Problem:
Pull every line with "title" from the entries below.

Entries from a dataset of interfaces:
------------------------------------

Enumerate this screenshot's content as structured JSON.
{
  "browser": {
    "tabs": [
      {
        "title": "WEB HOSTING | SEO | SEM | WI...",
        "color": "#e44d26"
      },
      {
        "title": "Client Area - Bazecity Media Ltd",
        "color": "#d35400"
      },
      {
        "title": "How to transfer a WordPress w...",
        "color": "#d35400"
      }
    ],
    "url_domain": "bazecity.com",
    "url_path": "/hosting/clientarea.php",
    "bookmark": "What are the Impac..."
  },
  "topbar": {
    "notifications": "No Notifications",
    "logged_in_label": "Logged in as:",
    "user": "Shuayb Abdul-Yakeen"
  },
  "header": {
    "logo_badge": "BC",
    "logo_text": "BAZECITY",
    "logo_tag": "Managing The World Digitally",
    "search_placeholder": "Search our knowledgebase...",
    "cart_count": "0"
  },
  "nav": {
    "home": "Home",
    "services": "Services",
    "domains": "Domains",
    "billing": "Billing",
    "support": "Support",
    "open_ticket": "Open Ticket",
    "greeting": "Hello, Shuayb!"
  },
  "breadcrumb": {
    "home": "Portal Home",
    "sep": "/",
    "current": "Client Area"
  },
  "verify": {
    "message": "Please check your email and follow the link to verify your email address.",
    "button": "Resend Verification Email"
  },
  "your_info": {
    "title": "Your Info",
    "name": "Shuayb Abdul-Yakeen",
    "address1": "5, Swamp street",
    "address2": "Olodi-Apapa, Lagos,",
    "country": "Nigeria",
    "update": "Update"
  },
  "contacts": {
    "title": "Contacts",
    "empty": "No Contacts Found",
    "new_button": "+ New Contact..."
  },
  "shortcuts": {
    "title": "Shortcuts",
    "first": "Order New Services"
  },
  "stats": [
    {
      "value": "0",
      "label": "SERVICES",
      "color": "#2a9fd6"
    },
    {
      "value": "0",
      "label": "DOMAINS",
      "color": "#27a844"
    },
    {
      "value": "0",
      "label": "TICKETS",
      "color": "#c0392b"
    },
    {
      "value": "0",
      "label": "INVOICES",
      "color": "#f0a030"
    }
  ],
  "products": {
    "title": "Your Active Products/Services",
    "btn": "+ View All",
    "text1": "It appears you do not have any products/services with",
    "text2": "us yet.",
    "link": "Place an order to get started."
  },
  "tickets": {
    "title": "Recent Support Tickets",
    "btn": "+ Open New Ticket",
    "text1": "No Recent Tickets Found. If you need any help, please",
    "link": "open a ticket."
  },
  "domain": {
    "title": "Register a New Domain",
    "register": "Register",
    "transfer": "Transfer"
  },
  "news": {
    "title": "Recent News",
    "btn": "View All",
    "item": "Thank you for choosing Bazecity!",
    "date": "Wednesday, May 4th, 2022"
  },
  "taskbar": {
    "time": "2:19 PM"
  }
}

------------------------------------

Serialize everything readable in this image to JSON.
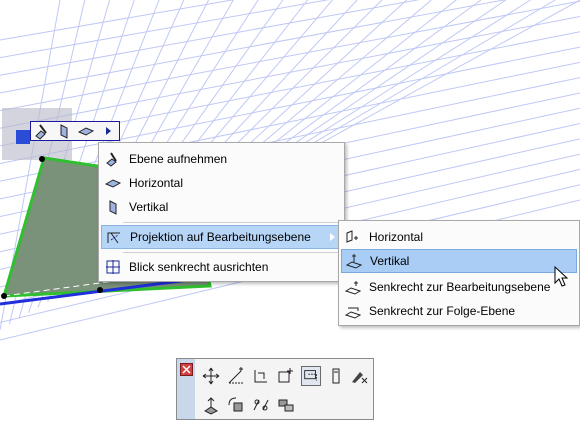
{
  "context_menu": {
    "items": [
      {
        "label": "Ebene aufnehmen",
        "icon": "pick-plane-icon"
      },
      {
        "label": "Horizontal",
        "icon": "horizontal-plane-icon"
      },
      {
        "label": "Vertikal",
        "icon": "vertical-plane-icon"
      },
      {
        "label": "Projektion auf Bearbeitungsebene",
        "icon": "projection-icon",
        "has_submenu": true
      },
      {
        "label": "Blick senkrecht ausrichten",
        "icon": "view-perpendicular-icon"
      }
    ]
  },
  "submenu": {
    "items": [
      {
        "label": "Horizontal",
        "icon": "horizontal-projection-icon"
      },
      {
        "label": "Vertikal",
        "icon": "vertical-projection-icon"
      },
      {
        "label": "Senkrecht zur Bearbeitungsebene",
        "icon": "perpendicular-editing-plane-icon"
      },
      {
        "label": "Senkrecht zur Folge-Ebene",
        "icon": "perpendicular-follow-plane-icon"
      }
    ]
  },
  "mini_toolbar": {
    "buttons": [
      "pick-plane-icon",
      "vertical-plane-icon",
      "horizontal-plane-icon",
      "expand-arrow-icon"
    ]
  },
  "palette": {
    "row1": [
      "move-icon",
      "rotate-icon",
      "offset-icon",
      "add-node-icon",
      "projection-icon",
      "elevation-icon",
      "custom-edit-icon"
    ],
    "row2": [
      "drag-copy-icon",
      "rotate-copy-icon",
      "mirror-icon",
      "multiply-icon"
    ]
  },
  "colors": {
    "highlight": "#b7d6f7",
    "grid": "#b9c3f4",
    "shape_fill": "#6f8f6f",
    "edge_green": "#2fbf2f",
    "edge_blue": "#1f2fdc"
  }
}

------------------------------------

Answer section:
        "title": "WEB HOSTING | SEO | SEM | WI...",
        "title": "Client Area - Bazecity Media Ltd",
        "title": "How to transfer a WordPress w...",
    "title": "Your Info",
    "title": "Contacts",
    "title": "Shortcuts",
    "title": "Your Active Products/Services",
    "title": "Recent Support Tickets",
    "title": "Register a New Domain",
    "title": "Recent News",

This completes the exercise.